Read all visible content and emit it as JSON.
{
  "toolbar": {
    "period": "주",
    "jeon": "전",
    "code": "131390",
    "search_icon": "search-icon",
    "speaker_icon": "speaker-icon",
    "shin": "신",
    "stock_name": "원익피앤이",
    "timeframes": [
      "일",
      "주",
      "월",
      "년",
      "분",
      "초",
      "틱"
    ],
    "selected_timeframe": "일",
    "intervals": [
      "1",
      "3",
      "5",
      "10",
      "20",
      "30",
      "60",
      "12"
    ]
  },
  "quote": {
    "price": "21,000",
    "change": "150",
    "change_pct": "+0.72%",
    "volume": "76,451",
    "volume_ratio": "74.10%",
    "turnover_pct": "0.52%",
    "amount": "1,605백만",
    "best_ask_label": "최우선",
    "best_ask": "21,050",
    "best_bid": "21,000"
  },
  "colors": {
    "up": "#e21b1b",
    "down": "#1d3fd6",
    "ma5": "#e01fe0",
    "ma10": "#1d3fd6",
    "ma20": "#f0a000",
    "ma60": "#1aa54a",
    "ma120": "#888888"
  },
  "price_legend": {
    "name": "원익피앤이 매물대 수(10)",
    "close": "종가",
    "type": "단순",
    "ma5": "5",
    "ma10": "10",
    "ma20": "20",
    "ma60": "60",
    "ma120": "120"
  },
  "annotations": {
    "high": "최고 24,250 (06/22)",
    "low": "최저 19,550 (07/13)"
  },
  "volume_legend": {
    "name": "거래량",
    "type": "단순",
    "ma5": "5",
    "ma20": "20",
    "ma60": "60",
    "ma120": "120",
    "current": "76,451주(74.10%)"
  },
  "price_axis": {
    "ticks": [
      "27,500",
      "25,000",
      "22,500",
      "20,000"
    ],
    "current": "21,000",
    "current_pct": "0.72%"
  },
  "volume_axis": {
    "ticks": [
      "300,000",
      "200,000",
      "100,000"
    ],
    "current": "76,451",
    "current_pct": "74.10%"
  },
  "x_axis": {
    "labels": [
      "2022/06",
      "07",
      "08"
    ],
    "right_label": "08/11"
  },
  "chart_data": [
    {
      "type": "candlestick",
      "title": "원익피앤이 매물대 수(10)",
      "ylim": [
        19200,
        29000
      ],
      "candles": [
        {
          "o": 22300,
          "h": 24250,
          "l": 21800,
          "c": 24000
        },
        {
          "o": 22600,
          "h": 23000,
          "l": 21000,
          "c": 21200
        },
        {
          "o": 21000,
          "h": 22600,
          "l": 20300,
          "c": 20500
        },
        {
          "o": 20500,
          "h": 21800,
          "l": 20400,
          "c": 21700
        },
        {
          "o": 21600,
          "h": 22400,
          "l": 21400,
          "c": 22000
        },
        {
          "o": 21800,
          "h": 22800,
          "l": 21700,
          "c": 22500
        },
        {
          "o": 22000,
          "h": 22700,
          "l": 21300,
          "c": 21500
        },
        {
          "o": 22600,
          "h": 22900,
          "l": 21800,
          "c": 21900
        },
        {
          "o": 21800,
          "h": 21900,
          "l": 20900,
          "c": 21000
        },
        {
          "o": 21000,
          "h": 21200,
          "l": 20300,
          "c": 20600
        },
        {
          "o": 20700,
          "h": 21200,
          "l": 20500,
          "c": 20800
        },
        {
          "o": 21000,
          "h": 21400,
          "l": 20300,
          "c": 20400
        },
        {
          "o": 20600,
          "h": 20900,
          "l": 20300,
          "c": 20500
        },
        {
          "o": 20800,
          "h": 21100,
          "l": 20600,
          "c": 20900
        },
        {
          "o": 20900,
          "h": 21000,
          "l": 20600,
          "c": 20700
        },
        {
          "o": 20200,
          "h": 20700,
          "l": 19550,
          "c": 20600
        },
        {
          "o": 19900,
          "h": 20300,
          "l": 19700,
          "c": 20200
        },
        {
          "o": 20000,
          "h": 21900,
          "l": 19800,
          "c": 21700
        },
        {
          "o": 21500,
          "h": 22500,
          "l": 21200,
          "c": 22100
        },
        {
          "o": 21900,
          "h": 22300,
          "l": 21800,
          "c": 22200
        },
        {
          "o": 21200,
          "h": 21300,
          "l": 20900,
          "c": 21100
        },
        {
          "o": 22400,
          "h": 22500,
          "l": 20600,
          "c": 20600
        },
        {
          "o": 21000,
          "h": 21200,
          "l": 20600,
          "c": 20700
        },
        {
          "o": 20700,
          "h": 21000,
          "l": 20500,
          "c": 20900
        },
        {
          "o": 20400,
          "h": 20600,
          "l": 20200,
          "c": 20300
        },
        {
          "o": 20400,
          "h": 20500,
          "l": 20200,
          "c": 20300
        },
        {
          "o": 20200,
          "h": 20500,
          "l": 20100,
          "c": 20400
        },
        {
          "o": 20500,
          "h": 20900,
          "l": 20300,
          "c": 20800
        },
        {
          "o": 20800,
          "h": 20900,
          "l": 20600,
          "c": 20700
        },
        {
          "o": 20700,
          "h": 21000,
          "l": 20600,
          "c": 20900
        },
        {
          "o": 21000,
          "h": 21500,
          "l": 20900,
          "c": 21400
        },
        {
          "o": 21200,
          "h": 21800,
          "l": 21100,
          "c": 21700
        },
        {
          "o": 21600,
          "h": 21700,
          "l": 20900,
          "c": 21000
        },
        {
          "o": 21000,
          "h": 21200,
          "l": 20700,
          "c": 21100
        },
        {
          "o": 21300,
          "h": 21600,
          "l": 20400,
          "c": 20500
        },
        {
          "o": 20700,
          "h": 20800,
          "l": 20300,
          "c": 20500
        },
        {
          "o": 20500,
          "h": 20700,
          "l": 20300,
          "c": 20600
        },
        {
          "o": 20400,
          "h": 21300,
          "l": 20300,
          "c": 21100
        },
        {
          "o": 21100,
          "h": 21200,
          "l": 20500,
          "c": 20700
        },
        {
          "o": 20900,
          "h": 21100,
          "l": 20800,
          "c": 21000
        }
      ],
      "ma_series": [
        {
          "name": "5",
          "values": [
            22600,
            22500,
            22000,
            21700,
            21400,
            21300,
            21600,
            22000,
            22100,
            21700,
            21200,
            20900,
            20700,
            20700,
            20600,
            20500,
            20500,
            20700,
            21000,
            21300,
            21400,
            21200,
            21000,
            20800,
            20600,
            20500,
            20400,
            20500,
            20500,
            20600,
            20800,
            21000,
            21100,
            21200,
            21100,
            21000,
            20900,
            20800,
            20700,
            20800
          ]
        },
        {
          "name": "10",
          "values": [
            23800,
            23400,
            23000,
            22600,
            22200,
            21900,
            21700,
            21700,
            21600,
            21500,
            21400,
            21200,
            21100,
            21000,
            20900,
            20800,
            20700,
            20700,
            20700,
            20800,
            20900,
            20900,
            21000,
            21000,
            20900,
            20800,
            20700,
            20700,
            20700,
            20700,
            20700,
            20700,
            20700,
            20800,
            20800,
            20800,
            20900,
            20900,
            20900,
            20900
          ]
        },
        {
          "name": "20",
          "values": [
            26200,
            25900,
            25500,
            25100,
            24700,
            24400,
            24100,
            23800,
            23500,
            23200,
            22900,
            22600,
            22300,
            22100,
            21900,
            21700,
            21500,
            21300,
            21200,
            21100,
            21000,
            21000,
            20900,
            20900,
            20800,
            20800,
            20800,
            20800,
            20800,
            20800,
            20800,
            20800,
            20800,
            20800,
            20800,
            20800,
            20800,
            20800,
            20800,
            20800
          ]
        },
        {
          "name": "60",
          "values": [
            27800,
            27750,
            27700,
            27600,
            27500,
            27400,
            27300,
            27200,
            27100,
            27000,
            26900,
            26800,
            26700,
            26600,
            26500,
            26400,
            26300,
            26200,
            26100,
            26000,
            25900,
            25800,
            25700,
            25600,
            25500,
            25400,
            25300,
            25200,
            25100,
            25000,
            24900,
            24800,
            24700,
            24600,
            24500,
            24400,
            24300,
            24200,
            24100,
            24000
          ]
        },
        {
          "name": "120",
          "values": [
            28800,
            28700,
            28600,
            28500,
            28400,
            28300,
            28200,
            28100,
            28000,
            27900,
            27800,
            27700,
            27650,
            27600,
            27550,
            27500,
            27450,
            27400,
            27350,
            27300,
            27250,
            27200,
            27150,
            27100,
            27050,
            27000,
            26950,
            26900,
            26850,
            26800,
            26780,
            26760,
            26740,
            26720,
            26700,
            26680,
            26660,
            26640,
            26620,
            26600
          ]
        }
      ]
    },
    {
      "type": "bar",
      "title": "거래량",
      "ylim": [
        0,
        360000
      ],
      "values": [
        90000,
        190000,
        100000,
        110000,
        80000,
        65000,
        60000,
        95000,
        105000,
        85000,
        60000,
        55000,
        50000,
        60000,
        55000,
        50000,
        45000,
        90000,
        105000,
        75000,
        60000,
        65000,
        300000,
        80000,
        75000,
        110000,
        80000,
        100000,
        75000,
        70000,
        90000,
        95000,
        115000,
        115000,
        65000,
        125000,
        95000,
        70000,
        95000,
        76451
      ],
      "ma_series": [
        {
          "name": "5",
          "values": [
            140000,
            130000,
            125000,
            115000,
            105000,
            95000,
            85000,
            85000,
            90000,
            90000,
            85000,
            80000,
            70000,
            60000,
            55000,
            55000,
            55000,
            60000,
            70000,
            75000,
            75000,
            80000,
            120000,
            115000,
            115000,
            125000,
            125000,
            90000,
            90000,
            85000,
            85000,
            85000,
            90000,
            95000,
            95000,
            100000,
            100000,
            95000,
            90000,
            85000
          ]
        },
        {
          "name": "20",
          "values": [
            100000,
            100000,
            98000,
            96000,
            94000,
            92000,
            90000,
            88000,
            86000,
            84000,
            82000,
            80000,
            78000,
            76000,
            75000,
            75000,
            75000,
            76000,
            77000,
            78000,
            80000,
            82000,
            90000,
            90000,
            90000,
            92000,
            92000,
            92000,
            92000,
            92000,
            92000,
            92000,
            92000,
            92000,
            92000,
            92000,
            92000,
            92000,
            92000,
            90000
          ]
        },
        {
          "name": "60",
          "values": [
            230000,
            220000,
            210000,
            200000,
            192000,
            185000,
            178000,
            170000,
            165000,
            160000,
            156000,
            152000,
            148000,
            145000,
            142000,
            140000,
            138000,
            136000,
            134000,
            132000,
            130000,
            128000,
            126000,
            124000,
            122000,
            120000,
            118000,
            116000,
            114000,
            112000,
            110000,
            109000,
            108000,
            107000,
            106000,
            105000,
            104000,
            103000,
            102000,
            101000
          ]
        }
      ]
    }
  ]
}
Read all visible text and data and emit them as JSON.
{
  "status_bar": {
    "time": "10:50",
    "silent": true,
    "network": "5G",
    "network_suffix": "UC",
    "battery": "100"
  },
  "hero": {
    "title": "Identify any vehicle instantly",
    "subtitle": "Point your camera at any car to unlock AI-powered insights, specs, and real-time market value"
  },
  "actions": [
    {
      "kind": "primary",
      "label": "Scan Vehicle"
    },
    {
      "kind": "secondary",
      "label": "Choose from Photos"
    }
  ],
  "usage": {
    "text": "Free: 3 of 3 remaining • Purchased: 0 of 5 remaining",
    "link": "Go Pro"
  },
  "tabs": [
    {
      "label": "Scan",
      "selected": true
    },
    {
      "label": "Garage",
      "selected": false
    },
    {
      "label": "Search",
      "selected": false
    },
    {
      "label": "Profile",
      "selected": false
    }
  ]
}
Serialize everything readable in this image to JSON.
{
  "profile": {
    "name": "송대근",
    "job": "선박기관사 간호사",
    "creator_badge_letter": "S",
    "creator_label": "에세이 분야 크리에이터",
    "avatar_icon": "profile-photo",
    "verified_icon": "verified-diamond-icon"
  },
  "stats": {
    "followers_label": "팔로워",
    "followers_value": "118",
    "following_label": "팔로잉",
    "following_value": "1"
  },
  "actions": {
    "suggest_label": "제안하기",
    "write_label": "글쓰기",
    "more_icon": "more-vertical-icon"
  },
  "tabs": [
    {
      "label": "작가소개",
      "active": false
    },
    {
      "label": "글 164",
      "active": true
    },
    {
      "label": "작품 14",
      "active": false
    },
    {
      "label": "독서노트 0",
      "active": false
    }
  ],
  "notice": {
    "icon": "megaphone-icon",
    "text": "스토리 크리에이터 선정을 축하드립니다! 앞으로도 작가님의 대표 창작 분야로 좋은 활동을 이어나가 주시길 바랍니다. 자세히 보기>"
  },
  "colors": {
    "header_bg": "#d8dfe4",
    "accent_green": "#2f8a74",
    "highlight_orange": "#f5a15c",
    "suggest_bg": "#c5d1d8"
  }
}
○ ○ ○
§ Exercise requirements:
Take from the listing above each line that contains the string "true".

§ Exercise output:
    "silent": true,
      "selected": true
      "active": true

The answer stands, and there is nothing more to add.